new-years-day-orchampionshjipheading1Every player wants to win the championship. Professional athletes stay in shape during the off-season but a championship campaign begins with training camp.

After a few weeks, preseason begins. Here the players get back into the groove of competing. While everyone wants to win the real purpose of preseason games is to evaluate the ability of each player to execute both personally and with the team.

Some players won’t make the team. In the end, the manager puts the best team he can on the field with the intention of winning the championship at the end of the season.

Championships are often won or lost before the season begins. It is often the discipline each team member has during off-season, training camp, and preseason that makes all the difference.

What does this have to do with our personal success next year? Everything.

More than half of all people in the world look at New Year’s Day as a new beginning. The other half are in denial. A new year is simply that, “new”.

That’s where trouble begins. We approach New Year’s Day as Championship Day. It’s as if we suddenly are thrown into the biggest game of our lives. And the bad news? We prepared for the big game by doing everything we no longer want to do.

Imagine the manager telling his players, “Ok, listen here guys. During training camp I want you to try to miss the ball when you swing the bat. On the odd chance someone does hit the ball, I want you to be sure not to catch it if it comes near you. And if you’re the one who hits the ball, whatever you do, do not run those bases.”

Then, after camp and pre-season the manager says, “This is it guys. Everything we’ve worked so hard for. It’s Championship Day. Today, make sure that when you swing you don’t miss the ball. When the other guys hit it, you have to catch it every time. And run those bases as if your life depends on it. Go get ‘em!”

Take a professional baseball player and have him practice missing the ball for an extended period of time and it will take him a while to get back to hitting the ball at all.

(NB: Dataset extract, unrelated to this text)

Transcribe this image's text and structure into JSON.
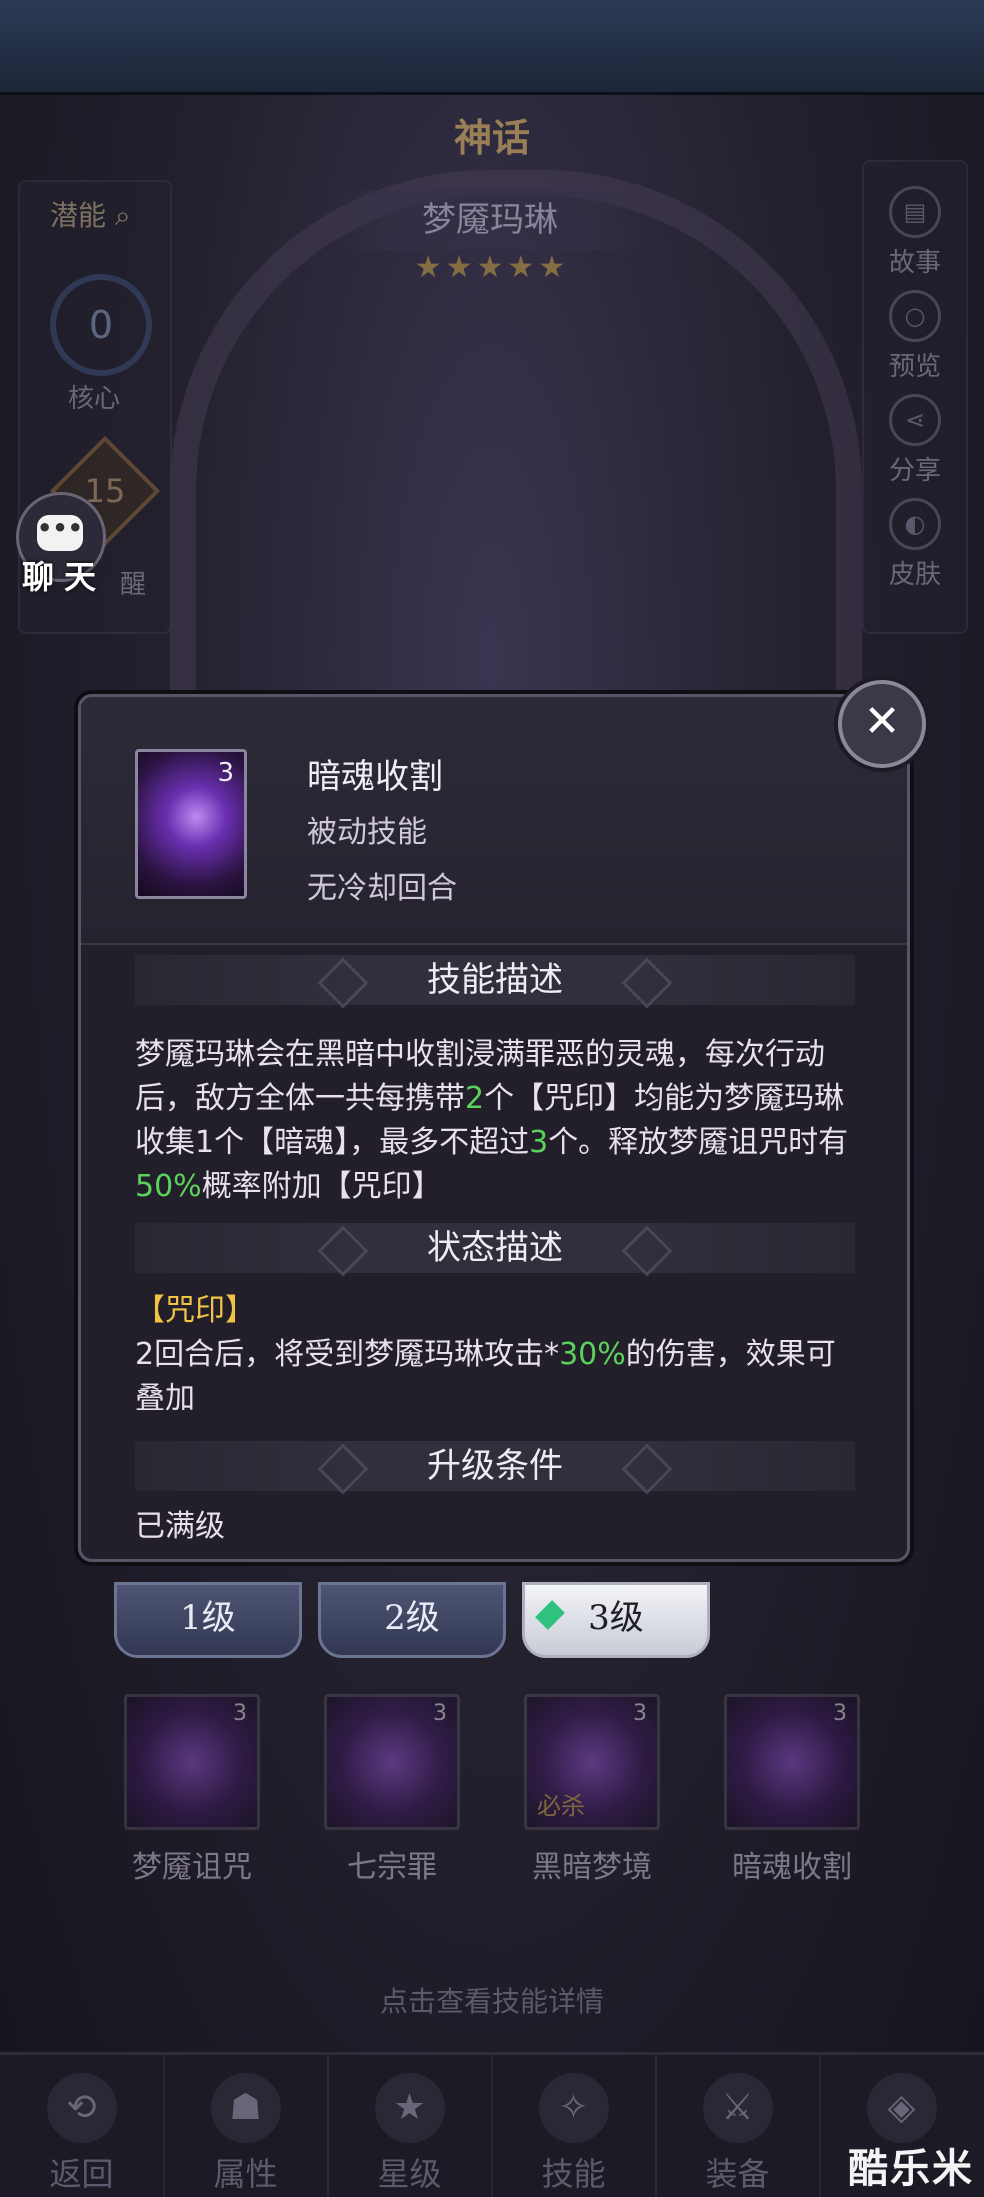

It’s the same for you and me. We’ve been practicing all the wrong skills.

We desire something better. So we set New Year’s Resolutions or goals. Sadly, most of us will fail. Not because we didn’t earnestly desire or genuinely try, but because we prepared poorly in the off-season (aka last year).

So let’s take a new approach this year. Let New Year’s Day be the beginning of a winning campaign. Let’s bring our best discipline but be aware we’ve been enjoying the “off-season” for a while now. We’re going to make some mistakes, engage in some old behaviors, and yes, we’ll even fail.

But remain diligent and disciplined. When we fail, begin again with the knowledge we gained in failure. Examine what caused the failure and endeavor to avoid those circumstances next time.

In the end, we may find that some players (our new goals) won’t make the team. We just might find that we can win our championship without them. Better still, we may find that goal wasn’t big enough for us.

It’s time to put our best team on the field and begin our winning campaign.

New Year’s Day shouldn’t be the end. New Year’s Day is by its very nature is the beginning.